"The Dog Kennel by the Palace"
To what shall we compare the relation between the thinker's system and his actual existence?
A thinker erects an immense building, a system, a system which embraces the whole of existence and world-history etc.-and if we contemplate his personal life, we discover to our astonishment this terrible and ludicrous fact, that he himself personally does not live in this immense high-vaulted palace, but in a barn alongside of it, or in a dog kennel, or at the most in the porter's lodge. If one were to take the liberty of calling his attention to this by a single word, he would be offended. For he has no fear of being under a delusion, if only he can get the system completed . . . by means of the delusion.

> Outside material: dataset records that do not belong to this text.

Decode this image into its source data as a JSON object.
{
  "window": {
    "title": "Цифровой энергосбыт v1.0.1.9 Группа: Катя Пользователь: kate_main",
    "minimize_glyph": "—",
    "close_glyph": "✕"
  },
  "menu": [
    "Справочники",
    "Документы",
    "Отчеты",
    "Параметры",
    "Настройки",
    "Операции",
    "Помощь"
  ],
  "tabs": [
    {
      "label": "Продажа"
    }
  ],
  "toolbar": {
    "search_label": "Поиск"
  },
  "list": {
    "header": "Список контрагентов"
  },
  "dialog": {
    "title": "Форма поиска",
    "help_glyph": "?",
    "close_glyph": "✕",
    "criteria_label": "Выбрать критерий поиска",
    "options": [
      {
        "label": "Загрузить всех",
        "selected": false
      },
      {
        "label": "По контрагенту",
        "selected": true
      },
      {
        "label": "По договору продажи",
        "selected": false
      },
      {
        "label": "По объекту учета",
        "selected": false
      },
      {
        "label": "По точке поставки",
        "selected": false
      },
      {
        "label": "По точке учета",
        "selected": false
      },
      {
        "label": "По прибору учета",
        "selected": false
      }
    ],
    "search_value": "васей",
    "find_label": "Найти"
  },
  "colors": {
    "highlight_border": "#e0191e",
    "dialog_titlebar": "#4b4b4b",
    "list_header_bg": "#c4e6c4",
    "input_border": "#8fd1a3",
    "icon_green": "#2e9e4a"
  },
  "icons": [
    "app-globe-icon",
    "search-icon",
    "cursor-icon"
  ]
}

They were tulips. I wanted them to be peonies. In my story, they are, they will be, they were and will forever be peonies-for, when I am writing, space and time itself bend to my will! Through the medium of tenses! In real life, the dog kennel is where I make my home. When I was a kid, I thought I'd rather be a brain in a jar than a "natural woman." I have turned out to be some odd combination of both, from moment to moment, and with no control over when and where or why those moments occur. Whether the "natural" part of my womanhood is an essential biological fact or an expression (as de Beauvoir argued) of an acculturation so deep it looks very much like roots growing out of the bulb, at this point in my life I confess I don't know and I don't care. I am not a scientist or a sociologist. I'm a novelist. Who can admit, late in the day, during this strange and overwhelming season of death that collides, outside my window, with the emergence of dandelions, that spring sometimes rises in me, too, and the moon may occasionally tug at my moods, and if I hear a strange baby cry some part of me still leaps to attention-to submission. And once in a while a vulgar strain of spring flower will circumvent a long-trained and self-consciously strict downtown aesthetic. Just before an unprecedented April arrives and makes a nonsense of every line.